Tuesday, November 17, 2015

Last thoughts on Big Bend National Park

Sunday, November 15, we decided it was time to leave the park. Yesterday we had looked at the last scenic spot on this road, Santa Elena Canyon. We were at the Rio Grande again and the river runs at the base of a very tall, rugged mountain range in Mexico. It comes down a very narrow canyon, the Santa Elena Canyon, which has become a favorite with adventurers floating on the river. We parked at an overlook and watched for awhile. There was no one boating but the view was beautiful.

Anyway, today was spent retracing our path out to the main park road and the west entrance to the park. We ended up on TX 118 which took us back to Alpine where we had a maintenance day at the campground.

I have talked about the geography of the park, but not much about the wildlife. Don saw a family of javelinas in one of the campgrounds. Mickey flushed out some rabbits in another. We saw an owl high up in a tree at dusk on our last night. There were lots of roadrunners and they are much bigger than I thought they would be. We saw many other birds and a few deer.

Even though the park is in the desert, there were many different plants. The vegetation is very dependent on the elevation. We saw lots of tiny wildflowers – blue, pink, and yellow - because of the recent rain. In many places the sides of the road were covered with yellow flowers (several different kinds, I think). I was never able to figure out the difference between the sotol plant, the giant dagger yucca, and the lechuguilla (perhaps my gardener daughter-in-law can help me). There were many kinds of cactus – ocotillo and prickly pear were the most predominant. A lot of the prickly pear looked like they had been run over and we found out the fruit was a favorite of the javelinas!
Ross Maxwsell Scenic Drive

Monday, November 16, 2015

Last day in Big Bend National Park

Saturday, November 14 was our last full day in the park. We had driven on all the paved roads except those to the south and west so headed west to Castolon. We had already decided to avoid most dirt roads (the one we took was pretty bad).

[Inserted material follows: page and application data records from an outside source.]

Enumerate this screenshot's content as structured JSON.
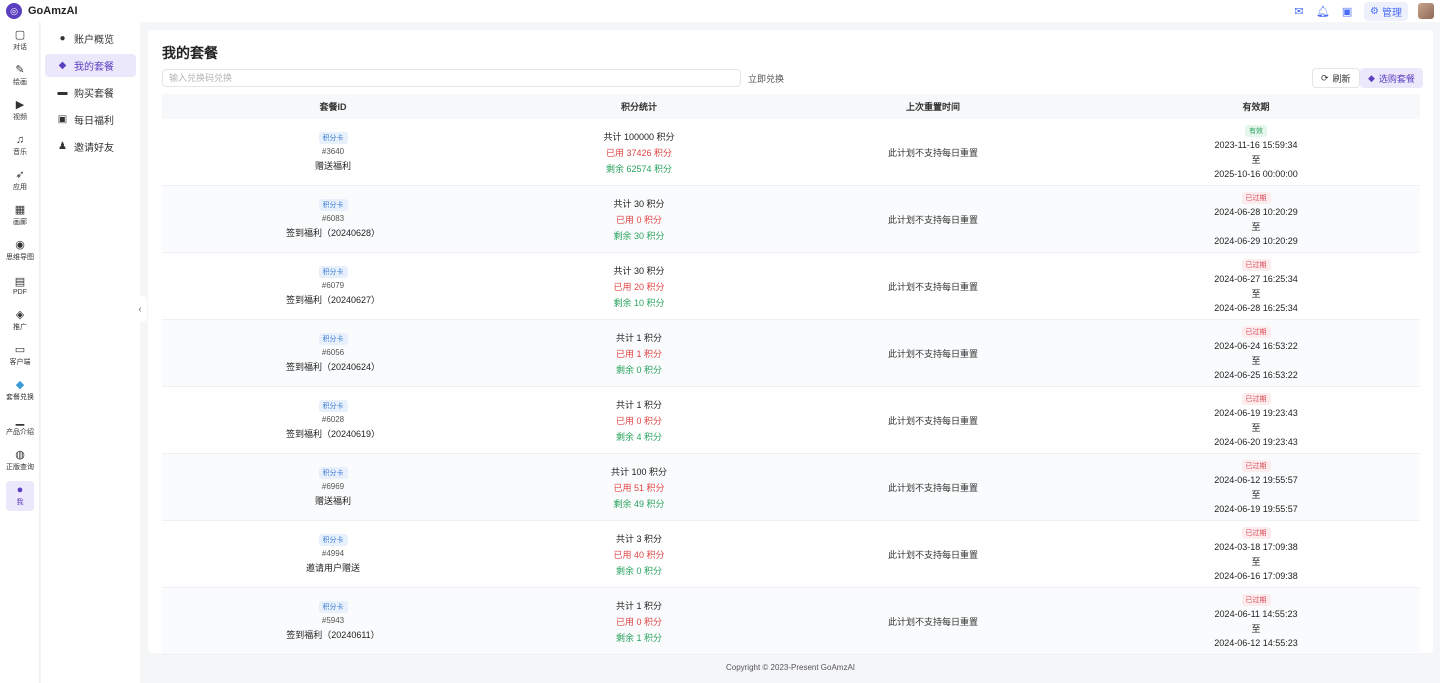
{
  "app": {
    "name": "GoAmzAI"
  },
  "topbar": {
    "admin_label": "管理"
  },
  "rail": [
    {
      "label": "对话",
      "icon": "chat-icon"
    },
    {
      "label": "绘画",
      "icon": "paint-icon"
    },
    {
      "label": "视频",
      "icon": "video-icon"
    },
    {
      "label": "音乐",
      "icon": "music-icon"
    },
    {
      "label": "应用",
      "icon": "rocket-icon"
    },
    {
      "label": "画廊",
      "icon": "gallery-icon"
    },
    {
      "label": "思维导图",
      "icon": "mindmap-icon"
    },
    {
      "label": "PDF",
      "icon": "pdf-icon"
    },
    {
      "label": "推广",
      "icon": "promote-icon"
    },
    {
      "label": "客户端",
      "icon": "desktop-icon"
    },
    {
      "label": "套餐兑换",
      "icon": "diamond-icon"
    },
    {
      "label": "产品介绍",
      "icon": "book-icon"
    },
    {
      "label": "正版查询",
      "icon": "verify-icon"
    },
    {
      "label": "我",
      "icon": "user-icon"
    }
  ],
  "subnav": [
    {
      "label": "账户概览",
      "icon": "user-icon"
    },
    {
      "label": "我的套餐",
      "icon": "diamond-icon"
    },
    {
      "label": "购买套餐",
      "icon": "card-icon"
    },
    {
      "label": "每日福利",
      "icon": "gift-icon"
    },
    {
      "label": "邀请好友",
      "icon": "invite-icon"
    }
  ],
  "page": {
    "title": "我的套餐",
    "redeem_placeholder": "输入兑换码兑换",
    "redeem_button": "立即兑换",
    "refresh_button": "刷新",
    "buy_button": "选购套餐"
  },
  "table": {
    "headers": [
      "套餐ID",
      "积分统计",
      "上次重置时间",
      "有效期"
    ],
    "rows": [
      {
        "tag": "积分卡",
        "id": "#3640",
        "name": "赠送福利",
        "total": "共计 100000 积分",
        "used": "已用 37426 积分",
        "left": "剩余 62574 积分",
        "reset": "此计划不支持每日重置",
        "status": "有效",
        "status_type": "valid",
        "start": "2023-11-16 15:59:34",
        "to": "至",
        "end": "2025-10-16 00:00:00"
      },
      {
        "tag": "积分卡",
        "id": "#6083",
        "name": "签到福利（20240628）",
        "total": "共计 30 积分",
        "used": "已用 0 积分",
        "left": "剩余 30 积分",
        "reset": "此计划不支持每日重置",
        "status": "已过期",
        "status_type": "expired",
        "start": "2024-06-28 10:20:29",
        "to": "至",
        "end": "2024-06-29 10:20:29"
      },
      {
        "tag": "积分卡",
        "id": "#6079",
        "name": "签到福利（20240627）",
        "total": "共计 30 积分",
        "used": "已用 20 积分",
        "left": "剩余 10 积分",
        "reset": "此计划不支持每日重置",
        "status": "已过期",
        "status_type": "expired",
        "start": "2024-06-27 16:25:34",
        "to": "至",
        "end": "2024-06-28 16:25:34"
      },
      {
        "tag": "积分卡",
        "id": "#6056",
        "name": "签到福利（20240624）",
        "total": "共计 1 积分",
        "used": "已用 1 积分",
        "left": "剩余 0 积分",
        "reset": "此计划不支持每日重置",
        "status": "已过期",
        "status_type": "expired",
        "start": "2024-06-24 16:53:22",
        "to": "至",
        "end": "2024-06-25 16:53:22"
      },
      {
        "tag": "积分卡",
        "id": "#6028",
        "name": "签到福利（20240619）",
        "total": "共计 1 积分",
        "used": "已用 0 积分",
        "left": "剩余 4 积分",
        "reset": "此计划不支持每日重置",
        "status": "已过期",
        "status_type": "expired",
        "start": "2024-06-19 19:23:43",
        "to": "至",
        "end": "2024-06-20 19:23:43"
      },
      {
        "tag": "积分卡",
        "id": "#6969",
        "name": "赠送福利",
        "total": "共计 100 积分",
        "used": "已用 51 积分",
        "left": "剩余 49 积分",
        "reset": "此计划不支持每日重置",
        "status": "已过期",
        "status_type": "expired",
        "start": "2024-06-12 19:55:57",
        "to": "至",
        "end": "2024-06-19 19:55:57"
      },
      {
        "tag": "积分卡",
        "id": "#4994",
        "name": "邀请用户赠送",
        "total": "共计 3 积分",
        "used": "已用 40 积分",
        "left": "剩余 0 积分",
        "reset": "此计划不支持每日重置",
        "status": "已过期",
        "status_type": "expired",
        "start": "2024-03-18 17:09:38",
        "to": "至",
        "end": "2024-06-16 17:09:38"
      },
      {
        "tag": "积分卡",
        "id": "#5943",
        "name": "签到福利（20240611）",
        "total": "共计 1 积分",
        "used": "已用 0 积分",
        "left": "剩余 1 积分",
        "reset": "此计划不支持每日重置",
        "status": "已过期",
        "status_type": "expired",
        "start": "2024-06-11 14:55:23",
        "to": "至",
        "end": "2024-06-12 14:55:23"
      }
    ]
  },
  "footer": {
    "text": "Copyright © 2023-Present GoAmzAI"
  },
  "colors": {
    "accent": "#5a3fc0",
    "used": "#e04545",
    "remaining": "#2aa35f"
  }
}
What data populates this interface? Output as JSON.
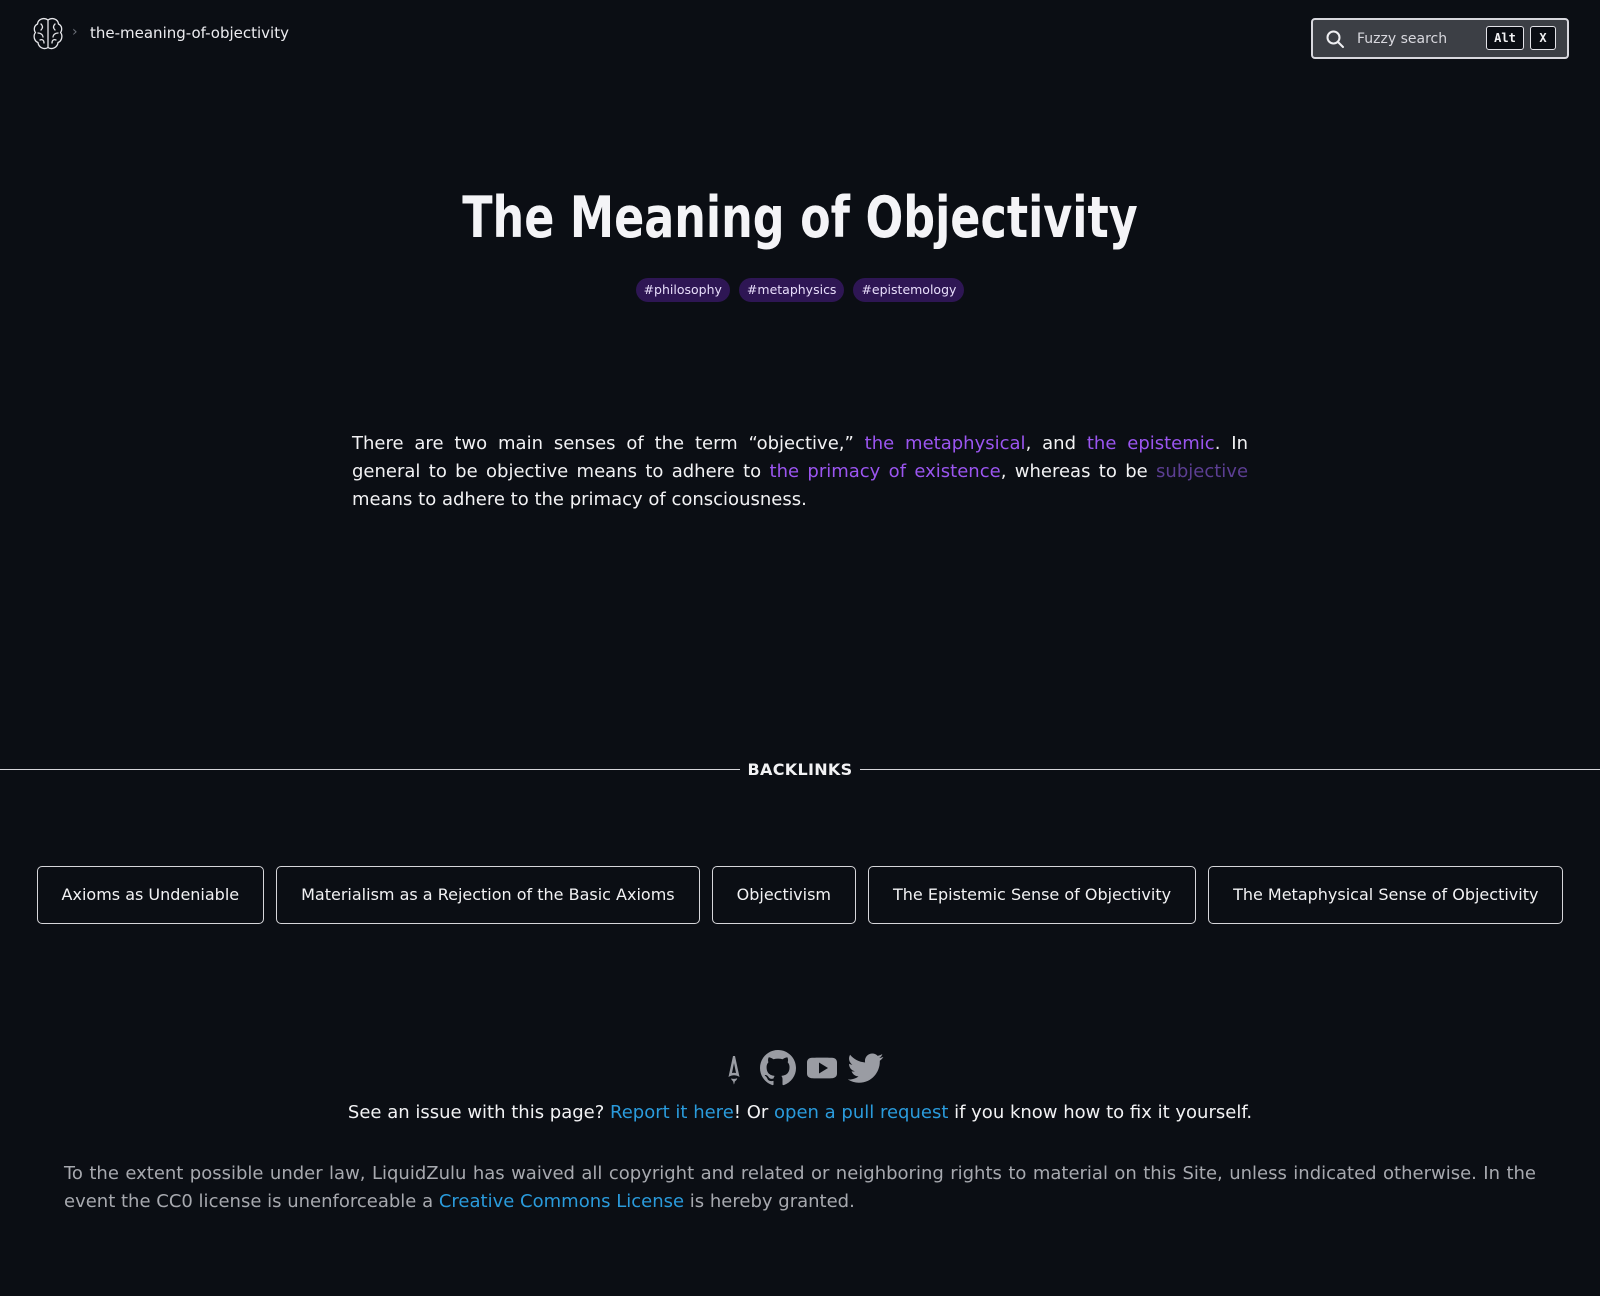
{
  "header": {
    "breadcrumb_current": "the-meaning-of-objectivity",
    "breadcrumb_separator": "›",
    "logo_icon": "brain-icon",
    "search": {
      "placeholder": "Fuzzy search",
      "shortcut_keys": [
        "Alt",
        "X"
      ],
      "icon": "search-icon"
    }
  },
  "article": {
    "title": "The Meaning of Objectivity",
    "tags": [
      "#philosophy",
      "#metaphysics",
      "#epistemology"
    ],
    "paragraph": {
      "t1": "There are two main senses of the term “objective,” ",
      "link_metaphysical": "the metaphysical",
      "t2": ", and ",
      "link_epistemic": "the epistemic",
      "t3": ". In general to be objective means to adhere to ",
      "link_primacy": "the primacy of existence",
      "t4": ", whereas to be ",
      "link_subjective": "subjective",
      "t5": " means to adhere to the primacy of consciousness."
    }
  },
  "backlinks": {
    "heading": "BACKLINKS",
    "items": [
      "Axioms as Undeniable",
      "Materialism as a Rejection of the Basic Axioms",
      "Objectivism",
      "The Epistemic Sense of Objectivity",
      "The Metaphysical Sense of Objectivity"
    ]
  },
  "footer": {
    "social_icons": [
      "astro-icon",
      "github-icon",
      "youtube-icon",
      "twitter-icon"
    ],
    "report": {
      "t1": "See an issue with this page? ",
      "link_report": "Report it here",
      "t2": "! Or ",
      "link_pr": "open a pull request",
      "t3": " if you know how to fix it yourself."
    },
    "license": {
      "t1": "To the extent possible under law, LiquidZulu has waived all copyright and related or neighboring rights to material on this Site, unless indicated otherwise. In the event the CC0 license is unenforceable a ",
      "link_cc": "Creative Commons License",
      "t2": " is hereby granted."
    }
  },
  "colors": {
    "background": "#0b0e14",
    "accent_link": "#9b55f0",
    "tag_background": "#2e1654",
    "footer_link": "#2a9bdc"
  }
}
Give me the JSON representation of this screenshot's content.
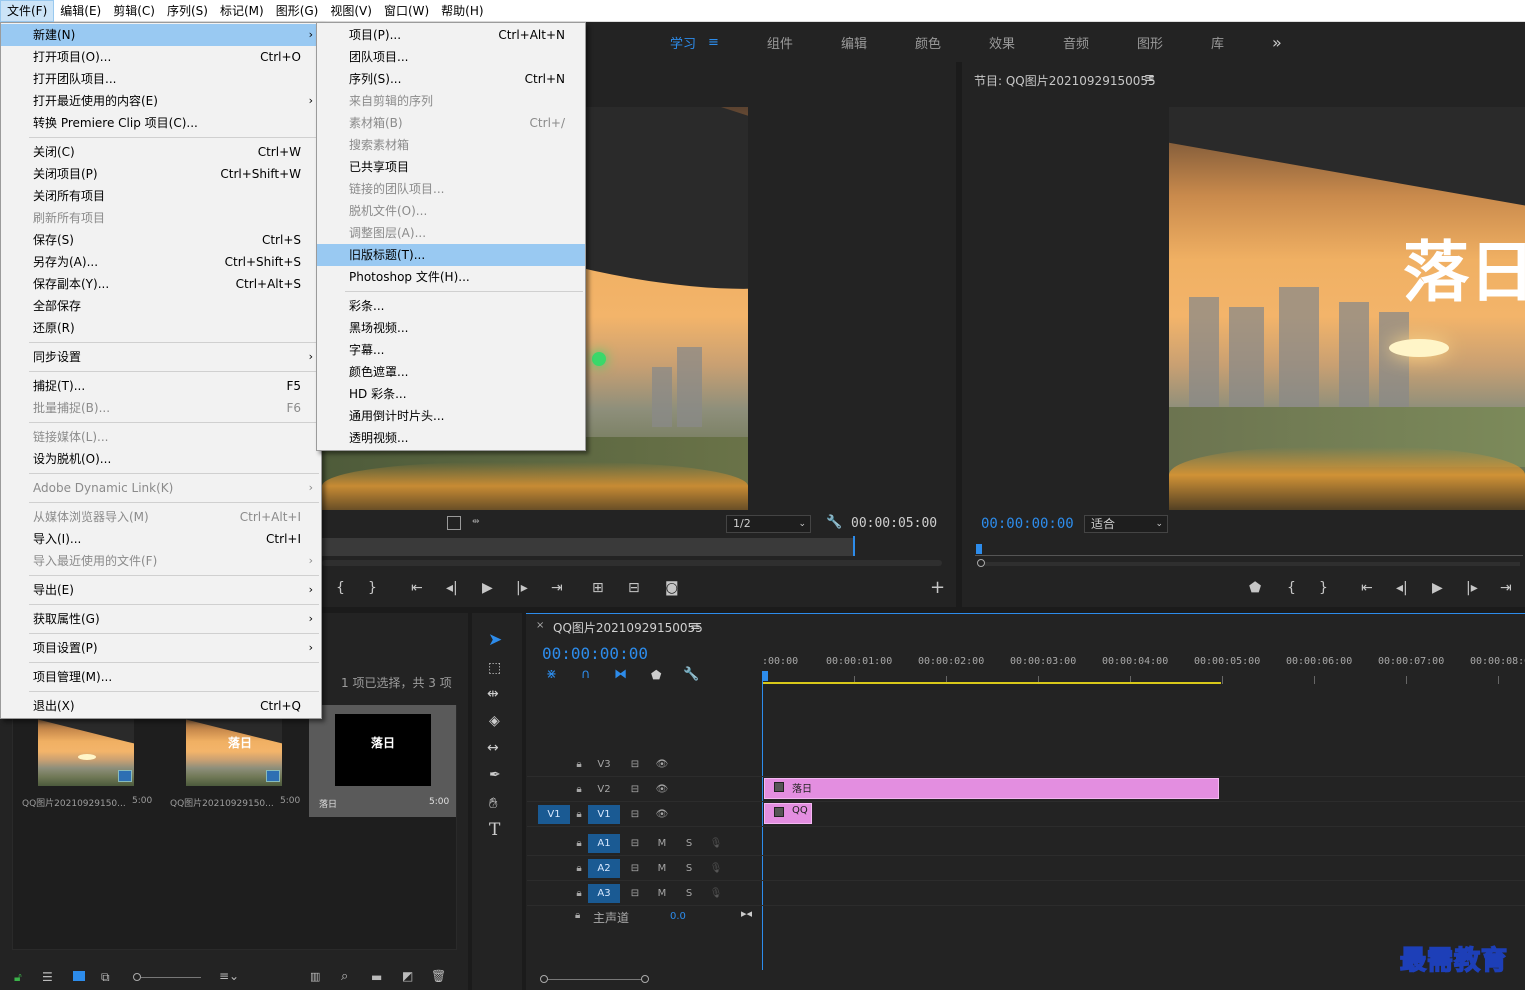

The road to Castolon is called Ross Maxwell Scenic Drive after an early park manager and it truly was scenic. It was raining lightly off and on, but that didn’t prevent us from stopping at all the overlooks and reading all the exhibit signs. This is the area where you can see the most evidence of the volcanic activity that formed the park. There were dikes, which are raised ridges where lava had flowed underground, solidified, and the surrounding dirt eroded away. There were light patches of rock which was solidified ash, called tuff, that has been exposed by erosion. We learned about a pouroff which is a name for the end of a box canyon where there is a large overflow of water during a heavy rain (I guess it doesn’t qualify to be called a waterfall). The mountains and hills showed all the layering associated with several lava flows and consequent erosion and faulting. We saw all colors – red, does that mean iron?; yellow – does that mean quicksilver?; black – probably lava flow, white – the ash turned to rock, and many shades in between. We walked to the edge of Tuff Canyon and looked down into a deep wash formed when water rushed down and washed away all the dirt between walls of harder volcanic rock. The shapes and colors were beautiful.

We ended up in Castolon which is really just a collection of historic buildings. It was originally established as an Army post and then a trading post. The barracks have been turned into the Park Visitor Center and a store. Cottonwood Campground is just past there, so we went to get a camping spot. We were surprised to find it almost full (so was the Ranger - he said it only got full on holidays). So, we picked a spot and settled in to spend the rest of a rainy day relaxing in our camper.